A gift is given freely, either as a way of saying "thank you" or simply because. There are no strings, no expectations.
This is where we get mixed up. When a ministry offers a free book for a gift of $100 or more, it is not a gift. Because there is a prerequisite involved (giving the ministry financial support of a certain value) this is no longer a gift but an incentive.
Let's stop here, because it is important to note that incentives are not bad or wrong. I remember giving a gift to a major ministry, and I raised my amount because I could receive a print of a painting in return for that gift. Instead of buying the print, I gave the gift. So this clarification is not to say that incentives are somehow unchristian.

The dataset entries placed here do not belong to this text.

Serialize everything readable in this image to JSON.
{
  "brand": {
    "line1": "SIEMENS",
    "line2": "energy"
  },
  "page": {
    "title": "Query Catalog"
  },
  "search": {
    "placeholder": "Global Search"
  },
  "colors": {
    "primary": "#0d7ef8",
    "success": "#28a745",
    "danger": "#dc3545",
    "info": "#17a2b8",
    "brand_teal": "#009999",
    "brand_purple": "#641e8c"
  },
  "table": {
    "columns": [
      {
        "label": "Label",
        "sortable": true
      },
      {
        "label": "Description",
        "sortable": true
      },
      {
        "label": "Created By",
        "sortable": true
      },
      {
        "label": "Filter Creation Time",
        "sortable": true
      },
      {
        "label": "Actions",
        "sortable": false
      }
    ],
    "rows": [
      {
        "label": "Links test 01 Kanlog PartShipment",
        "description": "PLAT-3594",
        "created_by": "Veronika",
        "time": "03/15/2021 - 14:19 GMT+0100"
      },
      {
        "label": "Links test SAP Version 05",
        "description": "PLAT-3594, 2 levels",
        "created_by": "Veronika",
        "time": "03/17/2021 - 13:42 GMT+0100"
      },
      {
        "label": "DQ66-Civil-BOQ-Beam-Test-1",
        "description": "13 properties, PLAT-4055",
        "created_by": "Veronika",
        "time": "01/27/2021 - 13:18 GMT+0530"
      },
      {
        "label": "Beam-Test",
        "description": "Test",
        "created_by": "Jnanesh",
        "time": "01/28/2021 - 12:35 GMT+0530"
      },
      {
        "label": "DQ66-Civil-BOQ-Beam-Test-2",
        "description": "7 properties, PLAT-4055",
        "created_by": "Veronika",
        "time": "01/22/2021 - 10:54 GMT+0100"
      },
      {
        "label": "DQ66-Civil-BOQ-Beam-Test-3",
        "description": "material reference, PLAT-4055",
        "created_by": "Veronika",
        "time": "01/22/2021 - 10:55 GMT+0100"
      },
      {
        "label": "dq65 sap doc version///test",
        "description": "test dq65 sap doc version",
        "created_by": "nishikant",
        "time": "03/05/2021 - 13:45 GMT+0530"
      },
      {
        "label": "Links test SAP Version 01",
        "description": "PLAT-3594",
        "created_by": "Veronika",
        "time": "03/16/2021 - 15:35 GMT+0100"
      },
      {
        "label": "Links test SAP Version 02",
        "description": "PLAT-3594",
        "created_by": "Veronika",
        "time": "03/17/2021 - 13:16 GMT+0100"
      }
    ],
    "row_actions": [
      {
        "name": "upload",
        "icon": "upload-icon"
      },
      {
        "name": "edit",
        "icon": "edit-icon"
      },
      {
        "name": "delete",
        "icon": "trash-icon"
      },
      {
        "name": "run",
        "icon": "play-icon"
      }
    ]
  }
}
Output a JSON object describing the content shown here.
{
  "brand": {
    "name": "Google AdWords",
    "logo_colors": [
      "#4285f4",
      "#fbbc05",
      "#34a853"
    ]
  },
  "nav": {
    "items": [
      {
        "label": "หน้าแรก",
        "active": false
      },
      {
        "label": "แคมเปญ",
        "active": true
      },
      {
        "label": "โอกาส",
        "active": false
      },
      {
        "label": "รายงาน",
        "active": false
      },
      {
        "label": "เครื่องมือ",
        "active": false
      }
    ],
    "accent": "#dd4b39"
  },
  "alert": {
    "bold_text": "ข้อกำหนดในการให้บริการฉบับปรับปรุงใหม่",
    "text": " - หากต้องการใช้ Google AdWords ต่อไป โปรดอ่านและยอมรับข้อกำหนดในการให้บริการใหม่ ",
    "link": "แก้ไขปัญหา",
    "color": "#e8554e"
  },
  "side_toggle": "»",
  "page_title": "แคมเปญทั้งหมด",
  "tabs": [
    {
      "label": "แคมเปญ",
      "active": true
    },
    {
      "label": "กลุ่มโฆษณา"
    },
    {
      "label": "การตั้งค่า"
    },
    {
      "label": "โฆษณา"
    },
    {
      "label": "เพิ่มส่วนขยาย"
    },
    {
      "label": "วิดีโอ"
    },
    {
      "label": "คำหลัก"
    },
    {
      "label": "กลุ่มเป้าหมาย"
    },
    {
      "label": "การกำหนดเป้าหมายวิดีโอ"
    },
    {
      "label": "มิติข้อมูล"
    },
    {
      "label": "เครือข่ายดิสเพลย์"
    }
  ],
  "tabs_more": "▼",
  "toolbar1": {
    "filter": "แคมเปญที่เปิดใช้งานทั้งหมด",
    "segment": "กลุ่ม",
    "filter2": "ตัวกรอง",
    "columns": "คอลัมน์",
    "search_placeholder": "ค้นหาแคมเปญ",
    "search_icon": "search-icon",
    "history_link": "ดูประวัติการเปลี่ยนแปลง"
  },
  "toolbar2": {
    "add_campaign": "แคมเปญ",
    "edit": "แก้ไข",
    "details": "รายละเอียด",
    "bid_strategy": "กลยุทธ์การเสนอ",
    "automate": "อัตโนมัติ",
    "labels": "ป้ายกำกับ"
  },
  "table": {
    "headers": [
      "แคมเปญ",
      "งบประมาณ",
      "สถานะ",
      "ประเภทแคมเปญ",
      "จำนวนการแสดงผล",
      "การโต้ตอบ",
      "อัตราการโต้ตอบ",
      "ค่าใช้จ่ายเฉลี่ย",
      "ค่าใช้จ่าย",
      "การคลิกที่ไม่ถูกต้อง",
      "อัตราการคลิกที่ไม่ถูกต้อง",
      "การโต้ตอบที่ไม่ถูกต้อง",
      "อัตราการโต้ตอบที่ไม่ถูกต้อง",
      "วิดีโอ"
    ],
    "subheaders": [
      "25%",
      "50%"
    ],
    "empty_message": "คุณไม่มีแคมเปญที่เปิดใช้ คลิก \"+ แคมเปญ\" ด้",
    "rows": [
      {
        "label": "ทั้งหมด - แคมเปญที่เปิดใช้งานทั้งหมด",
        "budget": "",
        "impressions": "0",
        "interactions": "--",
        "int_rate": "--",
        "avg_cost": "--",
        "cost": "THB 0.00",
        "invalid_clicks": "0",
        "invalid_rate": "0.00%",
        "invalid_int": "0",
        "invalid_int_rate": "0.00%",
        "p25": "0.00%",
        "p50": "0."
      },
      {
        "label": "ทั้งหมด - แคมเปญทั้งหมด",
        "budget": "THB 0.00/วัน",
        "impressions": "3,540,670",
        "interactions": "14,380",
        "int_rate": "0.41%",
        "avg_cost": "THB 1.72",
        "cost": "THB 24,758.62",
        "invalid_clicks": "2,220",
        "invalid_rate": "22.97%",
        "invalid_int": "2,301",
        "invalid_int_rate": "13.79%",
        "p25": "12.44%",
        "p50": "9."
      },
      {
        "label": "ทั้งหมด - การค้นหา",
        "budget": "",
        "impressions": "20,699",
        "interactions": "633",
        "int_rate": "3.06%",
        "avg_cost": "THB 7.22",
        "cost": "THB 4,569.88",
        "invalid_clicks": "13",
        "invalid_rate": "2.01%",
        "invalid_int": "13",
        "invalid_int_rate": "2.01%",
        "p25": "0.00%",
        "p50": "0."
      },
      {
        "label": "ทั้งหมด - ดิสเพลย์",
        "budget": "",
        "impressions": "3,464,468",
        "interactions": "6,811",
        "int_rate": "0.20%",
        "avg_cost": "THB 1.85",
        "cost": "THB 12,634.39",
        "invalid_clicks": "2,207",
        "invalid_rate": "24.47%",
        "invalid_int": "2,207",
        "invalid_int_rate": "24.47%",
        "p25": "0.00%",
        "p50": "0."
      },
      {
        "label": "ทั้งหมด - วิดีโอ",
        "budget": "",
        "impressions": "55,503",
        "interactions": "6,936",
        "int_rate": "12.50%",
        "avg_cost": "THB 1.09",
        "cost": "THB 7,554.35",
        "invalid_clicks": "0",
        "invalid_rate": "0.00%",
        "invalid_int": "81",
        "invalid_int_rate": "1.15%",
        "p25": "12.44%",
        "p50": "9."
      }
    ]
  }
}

But they are what they are: Incentives. This is a different discussion for another article, certainly. But a gift is freely given.
Should we give gifts?
Answering a question with a question, "Do we give gifts to our friends? To our family members? To those who have helped us in some way?" I would think the answer is . . . Yes.
Our financial supporters should be our friends. We should always be in process of building relationships (friendships!) with them. It might naturally follow that gifts could be a part of this. Not in every case, but at times a well thought-out gift may be extremely appropriate.
Some supporters will eschew gifts ("Don't spend the ministry's money on a gift for me") so it may be important for the board to set up a separate fund, perhaps funded by ministry board and staff, for these gifts. When a donor, concerned that ministry funds be designated for clients, raises an objection, we can answer with, "You can be assured that we did not use ministry-designated funds for this; this is simply a gift, nothing more and nothing less."
Quick take . . .
A gift is welcome, when it is heartfelt. And a gift is quite different from an incentive, in that incentives are designed to draw in certain donations; gifts are designed to build donor relationships. We can invest in both; but must know the difference.